Doctoral Candidate in Science and Technology Studies, University College London
What are the current challenges and opportunities for social science advice to policy in Europe? What can social science tell us about the roles and responsibilities of scientific advisors? These are some of the questions addressed by academics, representatives of learned societies, and of philanthropic research foundations at a recent workshop organised in Berlin by the International Network for Government Science Advice (INGSA) together with the Mercator Foundation and the Mercator Research Institute on Global Commons and Climate Change on the 25th of April 2017.
The aim of the workshop was twofold: to explore how advice from the social sciences can best inform policymaking and address current societal challenges, and to discuss the principles underlying scientific advice, in itself a social phenomenon involving people, ideas, and institutions, that is ripe for social scientific analysis
As a gathering of scholars and practitioners sharing a broad common understanding of the issues, discussion moved quickly from the more general points to some of the more difficult and fundamental questions. One particularly interesting point that soon emerged is that the concept of social scientific advice as a unitary entity is far from unproblematic.
With the label ‘social science’ encompassing everything from econometrics to cultural anthropology, it is hard to see how social scientists could present a united voice to policymakers. Different disciplines approach social phenomena from different methodological and epistemic premises, looking at different levels of analysis and explanation, and providing what might appears as sometimes divergent accounts of the same phenomenon.
While such a rich and nuanced picture of the social world is important given the complexity of the phenomena under analysis, the diversity of perspectives could lead policymakers to wonder whether such advice is worth listening to, or even to pick and choose whatever perspective best support some preconceived position.
The lack of a common approach therefore risks creating a vacuum in the understanding of social challenges, which is filled by those disciplines that best manage to present what appears to be a convincingly coherent picture of the world. The risk with this is that the framing of a complex and multifaced social issue is monopolised by the lenses of a single discipline, so that for example everything becomes a market failure or an engineering challenge requiring a technological solution.
To address this, a closer link needs to be forged between the different social science disciplines, as well as with other scientific disciplines and the practice of policy itself.
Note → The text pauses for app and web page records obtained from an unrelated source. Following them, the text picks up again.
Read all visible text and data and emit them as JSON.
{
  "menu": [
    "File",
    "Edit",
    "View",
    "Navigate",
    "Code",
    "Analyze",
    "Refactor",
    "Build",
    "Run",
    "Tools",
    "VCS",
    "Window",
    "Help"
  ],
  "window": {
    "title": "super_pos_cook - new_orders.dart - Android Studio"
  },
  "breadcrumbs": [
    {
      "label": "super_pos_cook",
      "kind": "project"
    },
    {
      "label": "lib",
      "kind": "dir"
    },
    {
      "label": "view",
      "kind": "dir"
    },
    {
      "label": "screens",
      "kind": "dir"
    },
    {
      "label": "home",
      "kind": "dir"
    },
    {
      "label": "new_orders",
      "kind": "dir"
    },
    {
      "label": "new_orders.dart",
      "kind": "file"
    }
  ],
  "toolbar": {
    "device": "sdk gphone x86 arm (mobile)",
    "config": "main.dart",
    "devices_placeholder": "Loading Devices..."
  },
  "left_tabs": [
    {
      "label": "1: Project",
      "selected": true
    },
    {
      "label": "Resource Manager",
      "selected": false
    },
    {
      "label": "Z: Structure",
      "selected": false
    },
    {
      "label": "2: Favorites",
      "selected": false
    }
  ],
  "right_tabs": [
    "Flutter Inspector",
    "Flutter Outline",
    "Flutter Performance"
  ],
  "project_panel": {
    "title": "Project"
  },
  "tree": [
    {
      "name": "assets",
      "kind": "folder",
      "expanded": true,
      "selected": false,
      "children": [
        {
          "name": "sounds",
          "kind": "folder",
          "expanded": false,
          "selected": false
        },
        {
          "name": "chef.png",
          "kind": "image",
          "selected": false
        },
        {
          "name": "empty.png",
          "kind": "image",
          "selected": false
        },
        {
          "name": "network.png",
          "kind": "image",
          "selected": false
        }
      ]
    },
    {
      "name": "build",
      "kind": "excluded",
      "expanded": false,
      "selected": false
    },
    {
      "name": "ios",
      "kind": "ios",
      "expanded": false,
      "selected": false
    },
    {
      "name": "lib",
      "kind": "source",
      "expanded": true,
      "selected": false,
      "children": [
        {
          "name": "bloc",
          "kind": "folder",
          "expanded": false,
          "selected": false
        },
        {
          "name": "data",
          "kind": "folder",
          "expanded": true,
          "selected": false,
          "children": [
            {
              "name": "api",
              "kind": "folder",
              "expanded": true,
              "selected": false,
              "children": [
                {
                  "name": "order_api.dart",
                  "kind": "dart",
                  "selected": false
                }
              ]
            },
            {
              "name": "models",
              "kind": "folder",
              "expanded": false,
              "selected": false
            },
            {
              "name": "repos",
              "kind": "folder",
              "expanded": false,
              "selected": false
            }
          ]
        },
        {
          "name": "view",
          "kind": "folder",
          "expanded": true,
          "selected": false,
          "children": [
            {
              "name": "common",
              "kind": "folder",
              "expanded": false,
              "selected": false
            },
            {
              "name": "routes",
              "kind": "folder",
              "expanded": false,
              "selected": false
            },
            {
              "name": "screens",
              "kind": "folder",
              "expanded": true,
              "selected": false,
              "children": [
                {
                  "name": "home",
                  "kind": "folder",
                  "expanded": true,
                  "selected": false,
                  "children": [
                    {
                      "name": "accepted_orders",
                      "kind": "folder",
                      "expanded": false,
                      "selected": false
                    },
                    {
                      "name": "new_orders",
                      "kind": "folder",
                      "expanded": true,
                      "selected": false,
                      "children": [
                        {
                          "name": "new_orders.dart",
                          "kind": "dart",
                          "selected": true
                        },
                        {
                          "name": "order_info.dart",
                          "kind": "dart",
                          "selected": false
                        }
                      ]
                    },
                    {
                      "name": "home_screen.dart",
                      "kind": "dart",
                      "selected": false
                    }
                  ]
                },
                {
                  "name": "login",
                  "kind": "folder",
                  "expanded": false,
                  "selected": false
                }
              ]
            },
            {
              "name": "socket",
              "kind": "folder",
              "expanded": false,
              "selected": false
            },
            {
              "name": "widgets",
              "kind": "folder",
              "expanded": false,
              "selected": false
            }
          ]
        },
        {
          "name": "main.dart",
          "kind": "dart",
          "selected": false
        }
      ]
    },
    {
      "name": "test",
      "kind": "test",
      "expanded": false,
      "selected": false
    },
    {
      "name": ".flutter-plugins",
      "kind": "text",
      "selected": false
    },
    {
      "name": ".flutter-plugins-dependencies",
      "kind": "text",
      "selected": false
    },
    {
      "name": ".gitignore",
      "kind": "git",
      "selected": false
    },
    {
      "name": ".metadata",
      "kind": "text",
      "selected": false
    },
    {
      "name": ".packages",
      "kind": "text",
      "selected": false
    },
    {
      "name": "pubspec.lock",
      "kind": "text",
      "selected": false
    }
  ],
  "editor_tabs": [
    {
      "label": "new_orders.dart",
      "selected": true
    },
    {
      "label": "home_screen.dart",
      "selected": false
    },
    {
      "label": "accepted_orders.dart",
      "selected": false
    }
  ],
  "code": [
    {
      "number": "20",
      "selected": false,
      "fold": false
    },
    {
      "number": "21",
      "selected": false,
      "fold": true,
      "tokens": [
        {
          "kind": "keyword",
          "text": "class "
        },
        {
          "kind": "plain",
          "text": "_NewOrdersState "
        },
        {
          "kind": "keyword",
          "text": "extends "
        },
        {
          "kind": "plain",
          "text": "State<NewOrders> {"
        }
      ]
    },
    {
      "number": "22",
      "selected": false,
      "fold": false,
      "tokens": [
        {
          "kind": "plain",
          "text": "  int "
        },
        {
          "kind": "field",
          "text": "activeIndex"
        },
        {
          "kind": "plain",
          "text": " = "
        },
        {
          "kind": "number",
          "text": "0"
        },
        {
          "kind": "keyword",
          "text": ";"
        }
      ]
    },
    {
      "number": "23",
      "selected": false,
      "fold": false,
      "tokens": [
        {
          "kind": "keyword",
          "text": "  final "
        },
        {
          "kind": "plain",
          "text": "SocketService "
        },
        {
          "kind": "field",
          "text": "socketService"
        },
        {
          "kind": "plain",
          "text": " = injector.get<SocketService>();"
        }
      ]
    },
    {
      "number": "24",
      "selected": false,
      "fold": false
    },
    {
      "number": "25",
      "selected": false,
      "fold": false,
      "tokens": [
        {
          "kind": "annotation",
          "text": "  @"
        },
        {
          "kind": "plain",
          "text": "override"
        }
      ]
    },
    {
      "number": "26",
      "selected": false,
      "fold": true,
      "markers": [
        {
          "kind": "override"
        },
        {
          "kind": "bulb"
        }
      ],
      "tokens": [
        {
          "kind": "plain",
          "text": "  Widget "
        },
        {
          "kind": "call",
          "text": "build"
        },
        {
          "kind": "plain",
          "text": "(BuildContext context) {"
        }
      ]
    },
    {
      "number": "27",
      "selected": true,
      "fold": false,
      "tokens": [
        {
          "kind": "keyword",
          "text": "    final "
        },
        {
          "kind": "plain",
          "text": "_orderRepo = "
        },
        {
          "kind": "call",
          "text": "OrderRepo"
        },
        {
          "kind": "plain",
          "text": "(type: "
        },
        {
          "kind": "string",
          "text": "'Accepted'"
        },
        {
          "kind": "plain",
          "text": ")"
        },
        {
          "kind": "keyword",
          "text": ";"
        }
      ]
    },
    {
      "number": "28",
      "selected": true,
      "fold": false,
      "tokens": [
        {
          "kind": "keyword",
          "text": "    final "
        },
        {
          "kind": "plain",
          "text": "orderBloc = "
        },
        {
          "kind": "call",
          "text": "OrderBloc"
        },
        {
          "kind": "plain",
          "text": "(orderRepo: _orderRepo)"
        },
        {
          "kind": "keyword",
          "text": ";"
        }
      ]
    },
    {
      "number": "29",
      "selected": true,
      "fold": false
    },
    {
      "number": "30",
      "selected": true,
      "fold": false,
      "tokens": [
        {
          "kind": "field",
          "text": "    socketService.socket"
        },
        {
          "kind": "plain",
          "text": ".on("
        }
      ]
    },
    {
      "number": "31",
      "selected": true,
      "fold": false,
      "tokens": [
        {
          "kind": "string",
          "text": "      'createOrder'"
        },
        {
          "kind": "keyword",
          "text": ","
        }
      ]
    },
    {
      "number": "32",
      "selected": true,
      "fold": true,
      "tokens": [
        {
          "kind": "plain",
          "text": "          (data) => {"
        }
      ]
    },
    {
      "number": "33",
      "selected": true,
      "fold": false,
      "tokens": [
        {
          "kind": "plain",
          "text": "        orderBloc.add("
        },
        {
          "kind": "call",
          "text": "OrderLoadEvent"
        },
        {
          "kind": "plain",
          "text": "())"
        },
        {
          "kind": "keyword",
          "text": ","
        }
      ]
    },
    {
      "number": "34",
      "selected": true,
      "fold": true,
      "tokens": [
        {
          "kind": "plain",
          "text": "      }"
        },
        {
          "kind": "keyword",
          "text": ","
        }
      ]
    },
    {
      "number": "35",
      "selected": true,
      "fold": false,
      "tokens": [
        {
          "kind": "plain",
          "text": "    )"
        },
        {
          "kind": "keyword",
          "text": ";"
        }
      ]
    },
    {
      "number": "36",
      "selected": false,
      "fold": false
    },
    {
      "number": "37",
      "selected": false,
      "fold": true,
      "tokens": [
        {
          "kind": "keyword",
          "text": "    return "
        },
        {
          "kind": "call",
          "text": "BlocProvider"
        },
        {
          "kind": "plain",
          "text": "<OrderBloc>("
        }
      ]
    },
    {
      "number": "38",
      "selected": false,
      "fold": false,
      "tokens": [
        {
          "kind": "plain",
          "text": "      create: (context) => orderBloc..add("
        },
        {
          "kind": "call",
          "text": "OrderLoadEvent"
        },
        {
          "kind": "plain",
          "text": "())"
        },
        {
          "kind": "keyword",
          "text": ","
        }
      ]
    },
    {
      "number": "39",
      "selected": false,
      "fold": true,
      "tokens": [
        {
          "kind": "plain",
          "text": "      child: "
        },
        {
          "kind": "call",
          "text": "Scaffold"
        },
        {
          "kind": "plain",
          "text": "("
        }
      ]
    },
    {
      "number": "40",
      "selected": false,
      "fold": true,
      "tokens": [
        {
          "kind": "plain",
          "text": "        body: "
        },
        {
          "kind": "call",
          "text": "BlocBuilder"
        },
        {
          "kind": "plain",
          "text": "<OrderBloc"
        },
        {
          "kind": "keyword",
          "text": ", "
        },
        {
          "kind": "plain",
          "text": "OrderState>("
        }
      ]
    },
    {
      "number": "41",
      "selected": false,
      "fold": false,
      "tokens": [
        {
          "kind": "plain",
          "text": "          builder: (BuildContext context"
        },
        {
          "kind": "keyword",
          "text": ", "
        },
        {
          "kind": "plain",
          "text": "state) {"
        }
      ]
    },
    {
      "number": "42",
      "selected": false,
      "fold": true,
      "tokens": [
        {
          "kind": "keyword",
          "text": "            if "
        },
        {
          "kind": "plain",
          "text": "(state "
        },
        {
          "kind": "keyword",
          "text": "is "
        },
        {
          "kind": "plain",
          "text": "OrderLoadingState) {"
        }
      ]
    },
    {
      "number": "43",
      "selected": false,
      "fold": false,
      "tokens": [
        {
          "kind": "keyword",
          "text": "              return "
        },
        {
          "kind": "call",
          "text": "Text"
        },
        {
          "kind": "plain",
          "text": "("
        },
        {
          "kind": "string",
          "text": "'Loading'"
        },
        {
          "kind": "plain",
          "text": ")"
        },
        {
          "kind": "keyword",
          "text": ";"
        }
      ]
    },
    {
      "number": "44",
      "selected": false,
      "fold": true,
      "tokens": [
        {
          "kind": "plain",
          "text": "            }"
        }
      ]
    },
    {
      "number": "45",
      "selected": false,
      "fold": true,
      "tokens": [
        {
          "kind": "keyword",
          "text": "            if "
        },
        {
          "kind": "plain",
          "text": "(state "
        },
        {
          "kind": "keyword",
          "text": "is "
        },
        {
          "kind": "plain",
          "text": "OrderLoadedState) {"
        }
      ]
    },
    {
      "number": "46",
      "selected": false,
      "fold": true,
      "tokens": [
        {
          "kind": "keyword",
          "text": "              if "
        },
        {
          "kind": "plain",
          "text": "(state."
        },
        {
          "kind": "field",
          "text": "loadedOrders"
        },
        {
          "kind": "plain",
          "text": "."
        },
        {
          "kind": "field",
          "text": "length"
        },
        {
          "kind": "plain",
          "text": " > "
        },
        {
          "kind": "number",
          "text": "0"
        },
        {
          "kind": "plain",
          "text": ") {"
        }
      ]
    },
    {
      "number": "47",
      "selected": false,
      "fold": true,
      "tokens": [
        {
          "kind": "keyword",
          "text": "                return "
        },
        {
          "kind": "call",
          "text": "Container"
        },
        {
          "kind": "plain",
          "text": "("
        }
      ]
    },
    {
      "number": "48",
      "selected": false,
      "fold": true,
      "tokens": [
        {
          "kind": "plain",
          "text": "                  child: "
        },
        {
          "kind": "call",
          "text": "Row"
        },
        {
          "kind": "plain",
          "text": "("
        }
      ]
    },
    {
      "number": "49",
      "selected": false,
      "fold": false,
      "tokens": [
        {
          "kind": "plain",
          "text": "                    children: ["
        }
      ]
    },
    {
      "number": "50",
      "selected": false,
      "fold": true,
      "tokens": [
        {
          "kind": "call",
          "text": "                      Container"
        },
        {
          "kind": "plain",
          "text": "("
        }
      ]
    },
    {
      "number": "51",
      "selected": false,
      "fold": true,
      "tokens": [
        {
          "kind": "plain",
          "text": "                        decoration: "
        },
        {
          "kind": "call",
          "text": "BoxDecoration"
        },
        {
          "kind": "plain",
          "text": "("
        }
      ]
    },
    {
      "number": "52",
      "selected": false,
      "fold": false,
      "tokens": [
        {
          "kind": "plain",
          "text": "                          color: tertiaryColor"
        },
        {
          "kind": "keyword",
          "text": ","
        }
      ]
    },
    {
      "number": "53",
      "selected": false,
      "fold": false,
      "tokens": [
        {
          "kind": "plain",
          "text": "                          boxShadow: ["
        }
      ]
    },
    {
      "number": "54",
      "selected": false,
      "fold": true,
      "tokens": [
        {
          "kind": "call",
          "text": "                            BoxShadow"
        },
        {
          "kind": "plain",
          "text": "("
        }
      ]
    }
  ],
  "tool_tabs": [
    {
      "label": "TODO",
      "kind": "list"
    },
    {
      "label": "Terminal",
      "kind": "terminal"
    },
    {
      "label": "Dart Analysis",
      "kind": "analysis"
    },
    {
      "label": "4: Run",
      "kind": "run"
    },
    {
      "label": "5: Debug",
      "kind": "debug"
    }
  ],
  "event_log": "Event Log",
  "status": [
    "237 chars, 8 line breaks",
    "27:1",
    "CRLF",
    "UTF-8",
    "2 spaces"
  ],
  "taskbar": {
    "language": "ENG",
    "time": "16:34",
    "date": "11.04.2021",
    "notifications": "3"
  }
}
A closer understanding of both the plurality of ‘ways of knowing’, and the uses of such knowledge to address societal challenges, would contribute to an appreciation of the need for a pluralistic approach.
As an early career researcher, this realisation leads me to ask many questions.
While multidisciplinary agglomerations are clearly one way to bring to bear diverse and experts perspectives on problems, these groups themselves can become internally siloed or remain at an abstract level of discourse if there is not skill and willingness to cross disciplines among members. What sort of professionals could fulfil this and other emerging synthesis roles?
If policy considerations, robust disciplinary expertise, a broad understanding of the methods and content of other research fields are all necessary to effectively engage with today’s challenges, what sort of professional figure could fulfil such role? How can such a multifaceted professional figure emerge from a world where career structures are still largely built around traditional disciplinary and institutional affiliations? What sort of educational and development pathways exist to foster such broader approaches?
An overhaul of the labour market for intellectual work would be needed to address this. If the siloes between different forms of theoretical and practical expertise are to be brought down, suitable professional pathways will have to emerge to allow people to build careers spanning multiple fields of research and practice. Current incentive and reward structures make it hard for people to transition between different domains of theory and practice, making it particularly unappealing for those at the early stages of their careers.
The idea of ‘portfolio careers’ has become established in some fields, where workers combine a number of part-time, temporary, freelance, and entrepreneurial roles instead of having a single job. Could such an approach work for someone trying to span academia, industry and policy? Could, and should, the intellectual labour market head in the direction taken by other industries?
While more career flexibility might appear desirable, consideration should also be given to the risks of short termism and insecurity, as currently seen in the academic sector where widespread casual employment and short term grants are increasingly taking the toll among early career researchers. The jokingly proposed “Uber for scientific advisors” might not eventually prove the right model to address the need for more intellectually mobile professionals, able to move across disciplines and sectors, but neither will the current system of academic employment.
The community at large, including researchers and research users, will need to think critically about what it needs from, and can offer to, the next generation of researchers and advisors. This itself will prove a challenge that will require input from all involved, and multiple intellectual perspectives.